• **AVAILABLE DATA**:
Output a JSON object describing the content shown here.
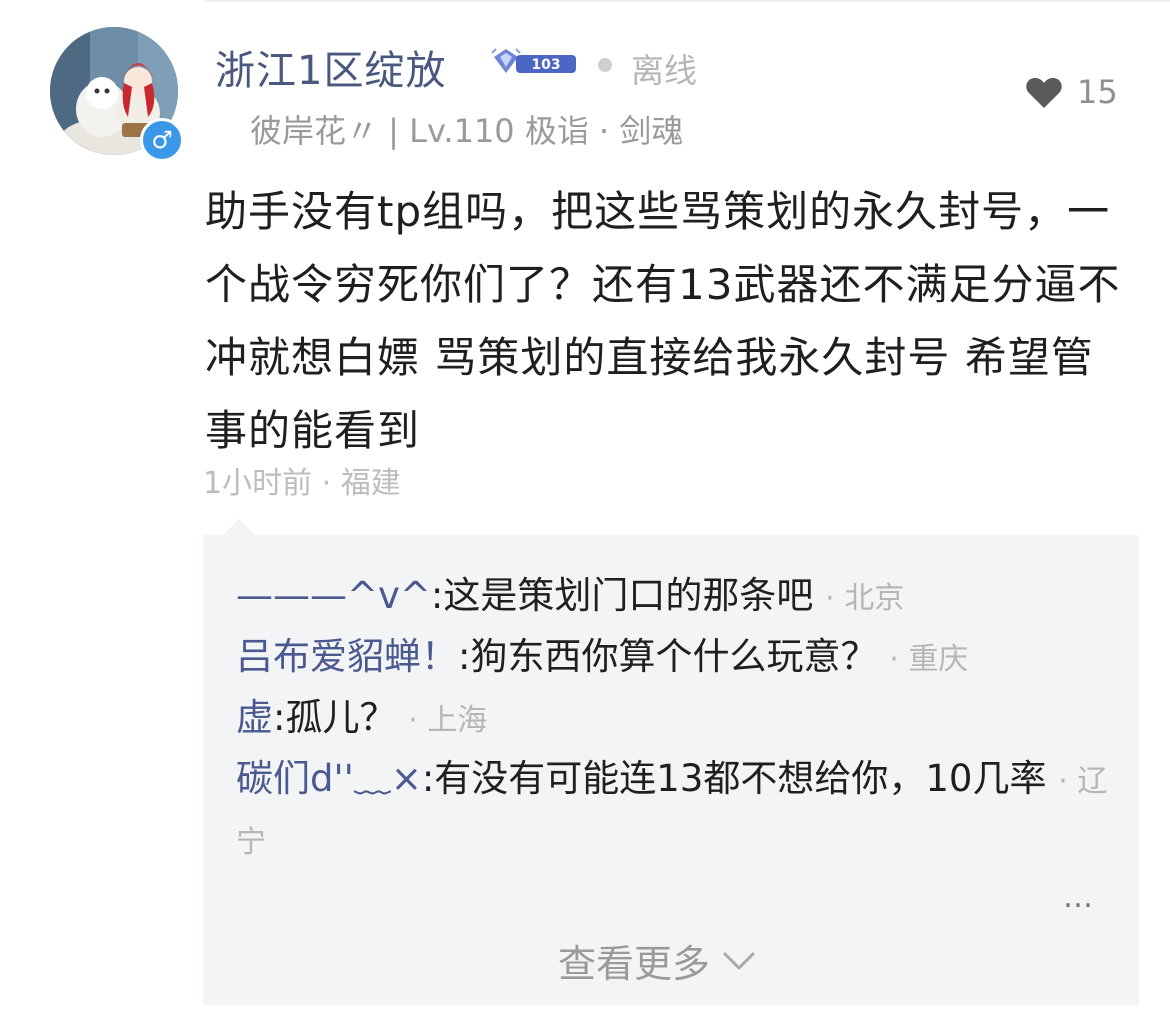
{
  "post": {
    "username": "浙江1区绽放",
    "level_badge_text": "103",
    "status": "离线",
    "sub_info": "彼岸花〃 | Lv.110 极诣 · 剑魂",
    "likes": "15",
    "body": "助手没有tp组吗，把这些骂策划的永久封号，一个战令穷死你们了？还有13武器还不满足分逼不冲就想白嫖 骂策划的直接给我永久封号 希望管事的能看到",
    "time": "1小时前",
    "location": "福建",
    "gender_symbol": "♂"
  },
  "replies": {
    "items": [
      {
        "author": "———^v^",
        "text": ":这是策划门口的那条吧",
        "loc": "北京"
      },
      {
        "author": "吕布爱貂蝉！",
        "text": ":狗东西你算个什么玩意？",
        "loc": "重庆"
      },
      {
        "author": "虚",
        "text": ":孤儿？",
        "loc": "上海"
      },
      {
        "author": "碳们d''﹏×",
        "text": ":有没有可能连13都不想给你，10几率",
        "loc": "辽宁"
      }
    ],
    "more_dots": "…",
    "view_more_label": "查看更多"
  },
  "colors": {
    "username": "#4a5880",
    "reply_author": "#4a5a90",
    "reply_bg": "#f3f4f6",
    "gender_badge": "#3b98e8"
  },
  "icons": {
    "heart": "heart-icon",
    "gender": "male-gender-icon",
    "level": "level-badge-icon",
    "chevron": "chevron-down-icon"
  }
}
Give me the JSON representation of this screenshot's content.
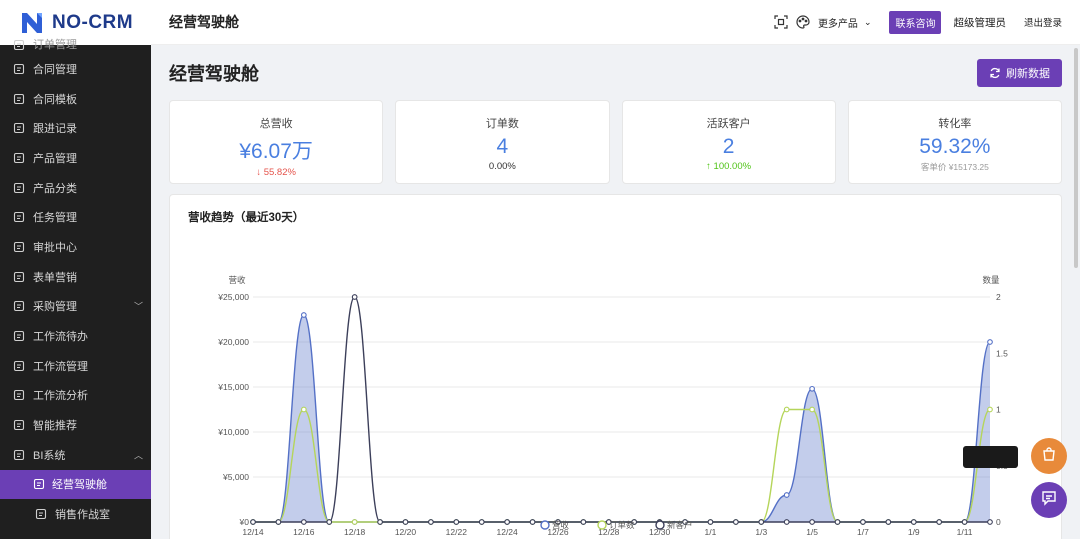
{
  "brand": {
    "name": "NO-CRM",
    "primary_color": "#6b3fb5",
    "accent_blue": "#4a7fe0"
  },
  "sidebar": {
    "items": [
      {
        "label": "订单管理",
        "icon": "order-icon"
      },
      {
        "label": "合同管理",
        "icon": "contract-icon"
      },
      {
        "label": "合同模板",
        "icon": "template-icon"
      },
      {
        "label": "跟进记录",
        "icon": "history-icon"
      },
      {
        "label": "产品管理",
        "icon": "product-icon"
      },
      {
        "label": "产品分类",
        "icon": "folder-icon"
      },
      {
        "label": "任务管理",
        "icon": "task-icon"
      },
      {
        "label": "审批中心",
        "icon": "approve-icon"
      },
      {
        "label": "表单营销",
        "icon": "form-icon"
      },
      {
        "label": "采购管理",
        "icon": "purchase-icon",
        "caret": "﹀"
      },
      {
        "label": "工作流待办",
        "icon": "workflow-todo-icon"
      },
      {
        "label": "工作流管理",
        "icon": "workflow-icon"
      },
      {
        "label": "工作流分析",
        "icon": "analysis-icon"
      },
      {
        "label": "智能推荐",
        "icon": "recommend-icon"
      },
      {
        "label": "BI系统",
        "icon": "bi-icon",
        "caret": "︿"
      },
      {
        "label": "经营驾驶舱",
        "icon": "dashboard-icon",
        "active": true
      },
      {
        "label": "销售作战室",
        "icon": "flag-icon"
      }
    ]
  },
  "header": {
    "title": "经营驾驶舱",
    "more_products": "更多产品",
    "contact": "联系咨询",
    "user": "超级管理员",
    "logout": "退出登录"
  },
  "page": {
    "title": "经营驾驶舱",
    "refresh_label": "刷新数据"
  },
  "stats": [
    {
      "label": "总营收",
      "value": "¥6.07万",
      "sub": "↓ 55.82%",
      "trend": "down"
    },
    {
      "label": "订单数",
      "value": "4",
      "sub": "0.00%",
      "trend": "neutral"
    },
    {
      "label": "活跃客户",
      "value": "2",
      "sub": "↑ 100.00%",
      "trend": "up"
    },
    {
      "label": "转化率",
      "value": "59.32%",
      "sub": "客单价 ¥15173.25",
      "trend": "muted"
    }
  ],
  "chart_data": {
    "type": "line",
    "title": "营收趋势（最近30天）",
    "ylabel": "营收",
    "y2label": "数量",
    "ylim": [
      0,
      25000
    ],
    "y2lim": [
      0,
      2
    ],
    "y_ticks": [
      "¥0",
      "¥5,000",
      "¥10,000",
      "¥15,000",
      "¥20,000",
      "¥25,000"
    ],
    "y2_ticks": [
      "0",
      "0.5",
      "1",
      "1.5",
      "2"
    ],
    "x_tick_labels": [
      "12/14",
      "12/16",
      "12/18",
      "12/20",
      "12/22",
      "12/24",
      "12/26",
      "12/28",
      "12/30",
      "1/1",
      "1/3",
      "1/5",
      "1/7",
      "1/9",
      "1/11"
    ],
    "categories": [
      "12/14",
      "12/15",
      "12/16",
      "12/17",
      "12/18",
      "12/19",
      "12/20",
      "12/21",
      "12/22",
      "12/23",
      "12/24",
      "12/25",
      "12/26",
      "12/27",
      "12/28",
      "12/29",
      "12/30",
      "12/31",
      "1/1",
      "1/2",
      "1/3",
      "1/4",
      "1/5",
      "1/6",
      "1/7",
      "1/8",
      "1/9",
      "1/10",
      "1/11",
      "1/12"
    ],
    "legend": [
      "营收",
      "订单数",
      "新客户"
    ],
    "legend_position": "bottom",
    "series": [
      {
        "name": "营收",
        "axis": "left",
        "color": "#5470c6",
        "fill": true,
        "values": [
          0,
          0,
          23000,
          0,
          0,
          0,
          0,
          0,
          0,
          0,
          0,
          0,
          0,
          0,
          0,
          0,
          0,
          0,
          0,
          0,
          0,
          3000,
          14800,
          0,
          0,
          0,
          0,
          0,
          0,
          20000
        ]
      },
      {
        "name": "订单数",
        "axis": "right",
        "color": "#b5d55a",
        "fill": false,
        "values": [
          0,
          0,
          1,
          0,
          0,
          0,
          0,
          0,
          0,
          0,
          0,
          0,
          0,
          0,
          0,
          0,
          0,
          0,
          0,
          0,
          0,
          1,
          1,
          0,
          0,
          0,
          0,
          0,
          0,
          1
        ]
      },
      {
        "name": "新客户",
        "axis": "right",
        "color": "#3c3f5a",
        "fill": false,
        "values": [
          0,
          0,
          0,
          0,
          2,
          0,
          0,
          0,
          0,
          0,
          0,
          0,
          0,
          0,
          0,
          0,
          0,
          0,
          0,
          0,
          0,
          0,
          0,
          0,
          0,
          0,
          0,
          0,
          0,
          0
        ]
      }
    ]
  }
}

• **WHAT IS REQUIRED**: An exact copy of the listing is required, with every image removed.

• **ANSWER SECTION**:
Output a JSON object describing the content shown here.
{
  "post": {
    "username": "浙江1区绽放",
    "level_badge_text": "103",
    "status": "离线",
    "sub_info": "彼岸花〃 | Lv.110 极诣 · 剑魂",
    "likes": "15",
    "body": "助手没有tp组吗，把这些骂策划的永久封号，一个战令穷死你们了？还有13武器还不满足分逼不冲就想白嫖 骂策划的直接给我永久封号 希望管事的能看到",
    "time": "1小时前",
    "location": "福建",
    "gender_symbol": "♂"
  },
  "replies": {
    "items": [
      {
        "author": "———^v^",
        "text": ":这是策划门口的那条吧",
        "loc": "北京"
      },
      {
        "author": "吕布爱貂蝉！",
        "text": ":狗东西你算个什么玩意？",
        "loc": "重庆"
      },
      {
        "author": "虚",
        "text": ":孤儿？",
        "loc": "上海"
      },
      {
        "author": "碳们d''﹏×",
        "text": ":有没有可能连13都不想给你，10几率",
        "loc": "辽宁"
      }
    ],
    "more_dots": "…",
    "view_more_label": "查看更多"
  },
  "colors": {
    "username": "#4a5880",
    "reply_author": "#4a5a90",
    "reply_bg": "#f3f4f6",
    "gender_badge": "#3b98e8"
  },
  "icons": {
    "heart": "heart-icon",
    "gender": "male-gender-icon",
    "level": "level-badge-icon",
    "chevron": "chevron-down-icon"
  }
}
Give me the JSON representation of this screenshot's content.
{
  "brand": {
    "name": "NO-CRM",
    "primary_color": "#6b3fb5",
    "accent_blue": "#4a7fe0"
  },
  "sidebar": {
    "items": [
      {
        "label": "订单管理",
        "icon": "order-icon"
      },
      {
        "label": "合同管理",
        "icon": "contract-icon"
      },
      {
        "label": "合同模板",
        "icon": "template-icon"
      },
      {
        "label": "跟进记录",
        "icon": "history-icon"
      },
      {
        "label": "产品管理",
        "icon": "product-icon"
      },
      {
        "label": "产品分类",
        "icon": "folder-icon"
      },
      {
        "label": "任务管理",
        "icon": "task-icon"
      },
      {
        "label": "审批中心",
        "icon": "approve-icon"
      },
      {
        "label": "表单营销",
        "icon": "form-icon"
      },
      {
        "label": "采购管理",
        "icon": "purchase-icon",
        "caret": "﹀"
      },
      {
        "label": "工作流待办",
        "icon": "workflow-todo-icon"
      },
      {
        "label": "工作流管理",
        "icon": "workflow-icon"
      },
      {
        "label": "工作流分析",
        "icon": "analysis-icon"
      },
      {
        "label": "智能推荐",
        "icon": "recommend-icon"
      },
      {
        "label": "BI系统",
        "icon": "bi-icon",
        "caret": "︿"
      },
      {
        "label": "经营驾驶舱",
        "icon": "dashboard-icon",
        "active": true
      },
      {
        "label": "销售作战室",
        "icon": "flag-icon"
      }
    ]
  },
  "header": {
    "title": "经营驾驶舱",
    "more_products": "更多产品",
    "contact": "联系咨询",
    "user": "超级管理员",
    "logout": "退出登录"
  },
  "page": {
    "title": "经营驾驶舱",
    "refresh_label": "刷新数据"
  },
  "stats": [
    {
      "label": "总营收",
      "value": "¥6.07万",
      "sub": "↓ 55.82%",
      "trend": "down"
    },
    {
      "label": "订单数",
      "value": "4",
      "sub": "0.00%",
      "trend": "neutral"
    },
    {
      "label": "活跃客户",
      "value": "2",
      "sub": "↑ 100.00%",
      "trend": "up"
    },
    {
      "label": "转化率",
      "value": "59.32%",
      "sub": "客单价 ¥15173.25",
      "trend": "muted"
    }
  ],
  "chart_data": {
    "type": "line",
    "title": "营收趋势（最近30天）",
    "ylabel": "营收",
    "y2label": "数量",
    "ylim": [
      0,
      25000
    ],
    "y2lim": [
      0,
      2
    ],
    "y_ticks": [
      "¥0",
      "¥5,000",
      "¥10,000",
      "¥15,000",
      "¥20,000",
      "¥25,000"
    ],
    "y2_ticks": [
      "0",
      "0.5",
      "1",
      "1.5",
      "2"
    ],
    "x_tick_labels": [
      "12/14",
      "12/16",
      "12/18",
      "12/20",
      "12/22",
      "12/24",
      "12/26",
      "12/28",
      "12/30",
      "1/1",
      "1/3",
      "1/5",
      "1/7",
      "1/9",
      "1/11"
    ],
    "categories": [
      "12/14",
      "12/15",
      "12/16",
      "12/17",
      "12/18",
      "12/19",
      "12/20",
      "12/21",
      "12/22",
      "12/23",
      "12/24",
      "12/25",
      "12/26",
      "12/27",
      "12/28",
      "12/29",
      "12/30",
      "12/31",
      "1/1",
      "1/2",
      "1/3",
      "1/4",
      "1/5",
      "1/6",
      "1/7",
      "1/8",
      "1/9",
      "1/10",
      "1/11",
      "1/12"
    ],
    "legend": [
      "营收",
      "订单数",
      "新客户"
    ],
    "legend_position": "bottom",
    "series": [
      {
        "name": "营收",
        "axis": "left",
        "color": "#5470c6",
        "fill": true,
        "values": [
          0,
          0,
          23000,
          0,
          0,
          0,
          0,
          0,
          0,
          0,
          0,
          0,
          0,
          0,
          0,
          0,
          0,
          0,
          0,
          0,
          0,
          3000,
          14800,
          0,
          0,
          0,
          0,
          0,
          0,
          20000
        ]
      },
      {
        "name": "订单数",
        "axis": "right",
        "color": "#b5d55a",
        "fill": false,
        "values": [
          0,
          0,
          1,
          0,
          0,
          0,
          0,
          0,
          0,
          0,
          0,
          0,
          0,
          0,
          0,
          0,
          0,
          0,
          0,
          0,
          0,
          1,
          1,
          0,
          0,
          0,
          0,
          0,
          0,
          1
        ]
      },
      {
        "name": "新客户",
        "axis": "right",
        "color": "#3c3f5a",
        "fill": false,
        "values": [
          0,
          0,
          0,
          0,
          2,
          0,
          0,
          0,
          0,
          0,
          0,
          0,
          0,
          0,
          0,
          0,
          0,
          0,
          0,
          0,
          0,
          0,
          0,
          0,
          0,
          0,
          0,
          0,
          0,
          0
        ]
      }
    ]
  }
}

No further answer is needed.